Wouldn't that be a future worth living in?
Most of the issues we have nowadays stem from not having enough people working on solutions. The housing shortage is due to a lack of new construction. The energy crisis could conceivably be solved through investment in small nuclear reactors and solar energy. Yet very few people are building. To have faster and more efficient ways of travel, we'll need to chase and build them. And in order to revolutionize education, thousands will be needed to build the solutions.
To quote Andreessen, it's time for full-throated, unapologetic, support for building new technologies to solve the problems that plague us. It's the only way he thinks we can reboot the American dream. He says the problem is desire. As a society, we need to want these things. We need to be excited about solving our problems and encouraging those who are actively pursuing them.
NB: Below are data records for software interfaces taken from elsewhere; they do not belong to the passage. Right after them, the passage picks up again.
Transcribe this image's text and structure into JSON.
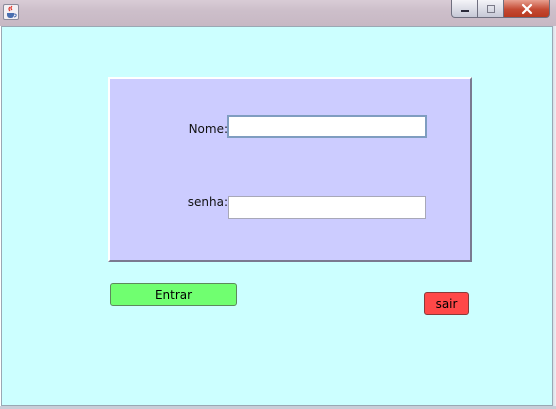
{
  "window": {
    "title": "",
    "icon": "java-cup-icon",
    "controls": [
      "minimize",
      "maximize",
      "close"
    ]
  },
  "colors": {
    "client_background": "#ccffff",
    "panel_background": "#ccccff",
    "entrar_button": "#70ff70",
    "sair_button": "#ff4848"
  },
  "form": {
    "nome_label": "Nome:",
    "nome_value": "",
    "senha_label": "senha:",
    "senha_value": ""
  },
  "actions": {
    "entrar_label": "Entrar",
    "sair_label": "sair"
  }
}
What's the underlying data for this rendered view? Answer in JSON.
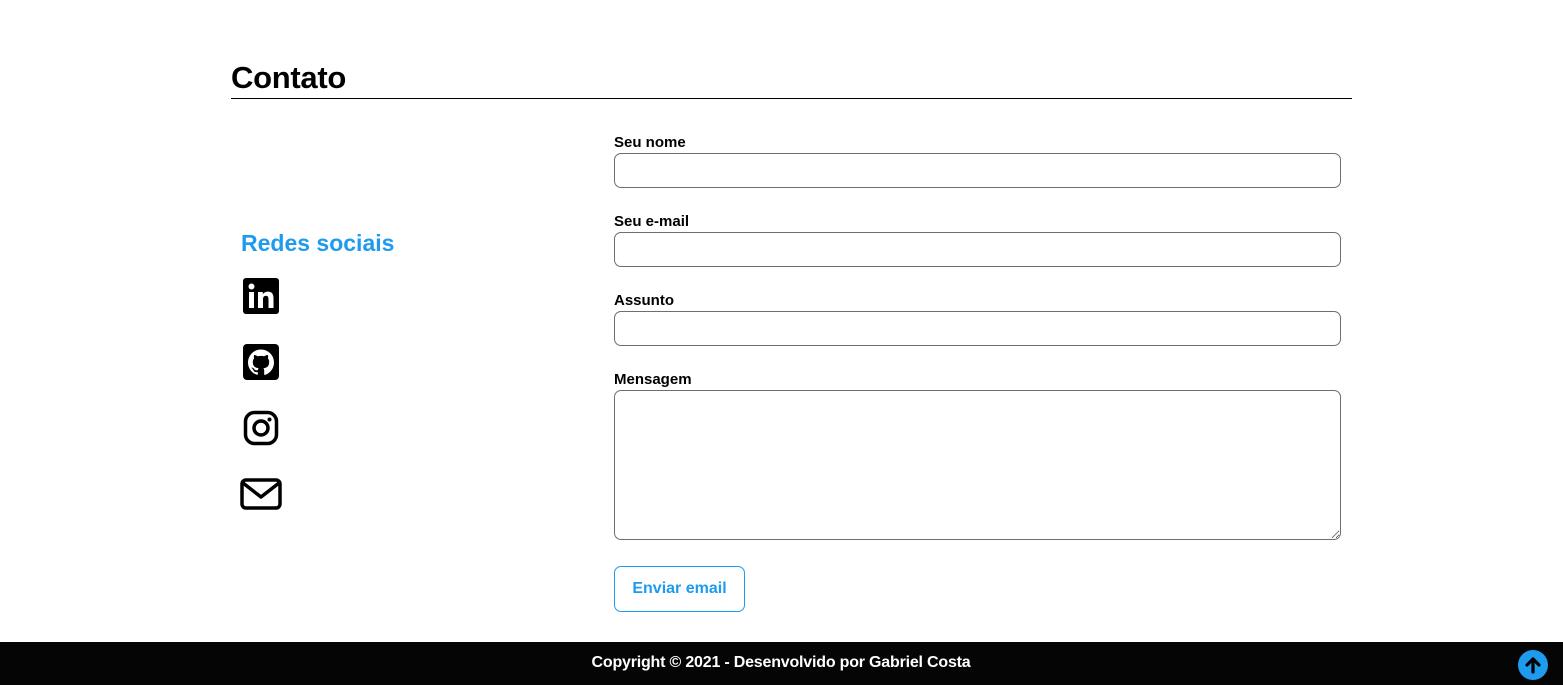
{
  "colors": {
    "accent": "#1e9bef",
    "footer_bg": "#050505",
    "text": "#000000"
  },
  "section": {
    "title": "Contato"
  },
  "social": {
    "heading": "Redes sociais",
    "links": [
      {
        "icon": "linkedin-icon"
      },
      {
        "icon": "github-icon"
      },
      {
        "icon": "instagram-icon"
      },
      {
        "icon": "mail-icon"
      }
    ]
  },
  "form": {
    "name_label": "Seu nome",
    "name_value": "",
    "email_label": "Seu e-mail",
    "email_value": "",
    "subject_label": "Assunto",
    "subject_value": "",
    "message_label": "Mensagem",
    "message_value": "",
    "submit_label": "Enviar email"
  },
  "footer": {
    "copyright": "Copyright © 2021 - Desenvolvido por Gabriel Costa",
    "back_to_top_icon": "arrow-up-circle-icon"
  }
}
Of course, building isn’t easy, or we’d already be doing all this. We need to demand more of our political leaders, of our CEOs, our entrepreneurs, our investors. We need to demand more of our culture, of our society. And we need to demand more from one another. We’re all necessary, and we can all contribute, to building.
We need to keep the tradition of building alive. It's the only we'll progress as a civilization. As he puts it:
“Our nation and our civilization were built on production, on building. Our forefathers and foremothers built roads and trains, farms and factories, then the computer, the microchip, the smartphone, and uncounted thousands of other things that we now take for granted, that are all around us, that define our lives and provide for our well-being. There is only one way to honor their legacy and to create the future we want for our own children and grandchildren, and that’s to build.”
We live in one of the most exciting and turbulent times in history. We're at the precipice of a number of major crises that will massively impact the way we live our lives. We need to prepare for them. Most of all, we need to build. We need to figure out plans for a better future and chase them down relentlessly.
Having a vision for the future and working towards it is more important than ever before.
We should all strive to be definite optimists. Pessimists only rarely do things that push the human race forward. Furthermore, we should train ourselves to be definite optimists, to have a clear vision and — as Andreessen put it — start to build.
The future can be an incredible place to live. If we make it so.
Best to build that future ourselves.